Habsburg Empress’ Posthumous Donation Benefits Refugee Children

Tuesday 21, April 2009 Budapest, 21 April 2009 – These days, a school in Budapest will receive a donation of more than EUR 8000 from an unexpected corner – from Elisabeth (or Sisi), the popular wife of the Habsburg Emperor Franz Joseph, and Queen of Hungary. Sisi has been dead […]

Tuesday 21, April 2009

Budapest, 21 April 2009 – These days, a school in Budapest will receive a donation of more than EUR 8000 from an unexpected corner – from Elisabeth (or Sisi), the popular wife of the Habsburg Emperor Franz Joseph, and Queen of Hungary. Sisi has been dead for 111 years, but in her will she stipulated that profits from the sales of a book she wrote should be used to aid political dissenters in the Habsburg Empire.

In present day terms, political dissenters are refugees. So the Austrian Academy of Science Press approached UNHCR in Budapest to name a project. The UN Refugee Agency selected the Dob Utca Bilingual School, and for very good reasons. It was the first school in Hungary that admitted refugee students and it even runs a special pedagogic programme for them. The school comprises primary education and a vocational school for catering. More than half of the pupils are migrants, refugees or come from ethnic minorities.

Empress Sisi who is often referred to as the “Lady Di of the 19th century”, kept a diary which was only published decades after her death. Today, the book Das Poetische Tagebuch is still being read by historians and numerous fans of the glamorous Empress. The proceeds of the last edition, over 8,000 Euro, will now be used to rehabilitate an arts room in the school that is aptly located in the Budapest district of Elisabeth Town, named after the Empress.

Once the new classroom is finished, Dob Utca School plans to develop a performing arts programme, offering theatre, ballet and music classes to the students. The children are very excited about the donation and plan to inaugurate the renovated room with a dance and music performance.

As of next school year the school plans to hold Sisi Days every year. The children have already started dreaming about an appropriate programme: songs from the successful musical Elisabeth. It tells the beautiful Empress’ story from her early marriage with Emperor Franz Joseph through the tragedies of her life all the way to her assassination in Geneva in 1898.

Motivated by the unexpected donation, the school now hopes to raise another EUR 2,500 from other sources for a foldable stage to transform the room into a full-fledged school theatre.

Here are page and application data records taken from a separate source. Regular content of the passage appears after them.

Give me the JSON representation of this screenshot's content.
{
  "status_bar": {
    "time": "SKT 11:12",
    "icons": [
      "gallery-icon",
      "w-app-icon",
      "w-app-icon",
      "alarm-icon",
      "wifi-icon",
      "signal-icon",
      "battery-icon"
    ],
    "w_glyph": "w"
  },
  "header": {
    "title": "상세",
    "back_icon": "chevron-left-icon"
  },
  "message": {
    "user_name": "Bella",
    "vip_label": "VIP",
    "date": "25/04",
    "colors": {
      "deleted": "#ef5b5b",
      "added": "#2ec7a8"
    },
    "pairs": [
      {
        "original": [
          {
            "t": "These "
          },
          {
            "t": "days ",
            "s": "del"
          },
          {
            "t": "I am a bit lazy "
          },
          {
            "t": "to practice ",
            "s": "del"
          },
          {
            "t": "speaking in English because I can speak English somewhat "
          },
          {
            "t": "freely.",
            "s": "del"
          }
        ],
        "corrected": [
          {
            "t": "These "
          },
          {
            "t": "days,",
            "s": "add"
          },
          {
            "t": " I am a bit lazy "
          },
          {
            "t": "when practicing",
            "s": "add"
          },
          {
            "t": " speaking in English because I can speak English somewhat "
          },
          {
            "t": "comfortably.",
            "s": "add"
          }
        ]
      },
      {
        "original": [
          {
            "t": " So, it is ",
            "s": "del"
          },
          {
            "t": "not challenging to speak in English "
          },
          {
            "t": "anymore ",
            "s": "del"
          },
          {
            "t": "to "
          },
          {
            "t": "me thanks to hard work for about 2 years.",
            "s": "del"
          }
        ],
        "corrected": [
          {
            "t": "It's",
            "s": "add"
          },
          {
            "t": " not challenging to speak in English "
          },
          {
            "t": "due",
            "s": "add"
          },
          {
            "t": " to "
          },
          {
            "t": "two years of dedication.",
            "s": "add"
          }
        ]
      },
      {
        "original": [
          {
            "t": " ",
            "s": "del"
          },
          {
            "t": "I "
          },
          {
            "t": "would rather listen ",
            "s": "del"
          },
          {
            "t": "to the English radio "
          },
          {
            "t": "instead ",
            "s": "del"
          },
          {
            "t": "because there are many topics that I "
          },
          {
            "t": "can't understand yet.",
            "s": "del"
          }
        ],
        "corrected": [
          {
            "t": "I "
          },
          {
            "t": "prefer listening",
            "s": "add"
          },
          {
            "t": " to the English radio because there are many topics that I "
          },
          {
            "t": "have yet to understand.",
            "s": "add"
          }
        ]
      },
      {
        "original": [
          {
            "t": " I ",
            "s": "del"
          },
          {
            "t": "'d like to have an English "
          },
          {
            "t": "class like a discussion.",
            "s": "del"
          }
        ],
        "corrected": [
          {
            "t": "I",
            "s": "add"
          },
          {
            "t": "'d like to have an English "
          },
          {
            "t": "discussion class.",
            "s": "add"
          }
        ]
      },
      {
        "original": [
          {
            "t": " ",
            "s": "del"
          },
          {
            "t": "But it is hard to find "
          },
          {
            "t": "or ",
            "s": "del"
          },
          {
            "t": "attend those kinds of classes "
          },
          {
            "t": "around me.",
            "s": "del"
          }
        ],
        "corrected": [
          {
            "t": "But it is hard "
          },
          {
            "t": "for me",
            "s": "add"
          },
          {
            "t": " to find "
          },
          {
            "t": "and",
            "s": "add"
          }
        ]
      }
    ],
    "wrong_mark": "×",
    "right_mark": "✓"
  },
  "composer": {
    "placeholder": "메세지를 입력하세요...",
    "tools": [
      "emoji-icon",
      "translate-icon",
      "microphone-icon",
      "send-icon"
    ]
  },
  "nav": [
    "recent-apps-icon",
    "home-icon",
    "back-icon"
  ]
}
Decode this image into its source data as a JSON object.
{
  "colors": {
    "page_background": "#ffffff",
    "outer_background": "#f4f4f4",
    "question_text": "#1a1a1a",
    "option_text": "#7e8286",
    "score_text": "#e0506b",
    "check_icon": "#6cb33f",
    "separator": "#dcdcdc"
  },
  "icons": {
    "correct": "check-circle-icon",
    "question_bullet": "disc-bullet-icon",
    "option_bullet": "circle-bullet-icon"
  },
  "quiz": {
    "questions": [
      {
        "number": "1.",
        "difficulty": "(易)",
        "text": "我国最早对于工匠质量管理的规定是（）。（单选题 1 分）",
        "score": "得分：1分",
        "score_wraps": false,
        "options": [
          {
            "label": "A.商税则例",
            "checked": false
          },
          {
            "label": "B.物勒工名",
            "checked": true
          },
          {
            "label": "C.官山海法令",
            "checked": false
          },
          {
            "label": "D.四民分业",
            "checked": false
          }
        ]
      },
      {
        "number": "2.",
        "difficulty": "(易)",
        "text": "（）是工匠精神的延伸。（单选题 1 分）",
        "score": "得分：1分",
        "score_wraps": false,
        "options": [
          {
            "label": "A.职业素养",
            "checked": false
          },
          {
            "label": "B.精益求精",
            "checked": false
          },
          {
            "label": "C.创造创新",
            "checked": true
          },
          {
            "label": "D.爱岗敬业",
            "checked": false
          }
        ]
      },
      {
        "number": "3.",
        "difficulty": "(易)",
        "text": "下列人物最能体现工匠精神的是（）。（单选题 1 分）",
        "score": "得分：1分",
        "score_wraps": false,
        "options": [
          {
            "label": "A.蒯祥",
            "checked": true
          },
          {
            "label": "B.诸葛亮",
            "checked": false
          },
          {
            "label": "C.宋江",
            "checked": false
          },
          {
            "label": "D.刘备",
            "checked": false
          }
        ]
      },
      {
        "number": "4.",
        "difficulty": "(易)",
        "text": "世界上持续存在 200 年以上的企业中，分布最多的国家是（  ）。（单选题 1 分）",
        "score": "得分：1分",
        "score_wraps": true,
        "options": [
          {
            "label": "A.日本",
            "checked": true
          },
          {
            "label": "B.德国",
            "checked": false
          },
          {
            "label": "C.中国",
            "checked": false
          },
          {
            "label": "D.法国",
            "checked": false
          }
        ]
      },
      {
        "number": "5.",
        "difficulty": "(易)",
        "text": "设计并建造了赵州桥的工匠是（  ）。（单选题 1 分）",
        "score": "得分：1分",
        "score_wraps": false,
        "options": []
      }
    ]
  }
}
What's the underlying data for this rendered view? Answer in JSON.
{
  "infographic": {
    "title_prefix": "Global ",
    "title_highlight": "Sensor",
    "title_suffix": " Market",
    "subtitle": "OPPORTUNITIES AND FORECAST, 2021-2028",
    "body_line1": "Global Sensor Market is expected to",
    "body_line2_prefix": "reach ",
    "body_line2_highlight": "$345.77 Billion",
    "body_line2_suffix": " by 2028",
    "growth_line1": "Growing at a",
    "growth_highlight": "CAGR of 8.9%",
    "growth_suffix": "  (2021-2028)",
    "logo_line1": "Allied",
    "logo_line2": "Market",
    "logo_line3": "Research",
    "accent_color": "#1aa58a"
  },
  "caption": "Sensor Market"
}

“Our children are very happy about this historic connection”, said Eva Barna, Headmistress of Dob Utca School. “Elisabeth was Queen of Hungary, she loved this country and to this day she is revered by Hungarians, young and old. We will name our new arts room after her.”

By Melita H. Sunjic

UNHCR Budapest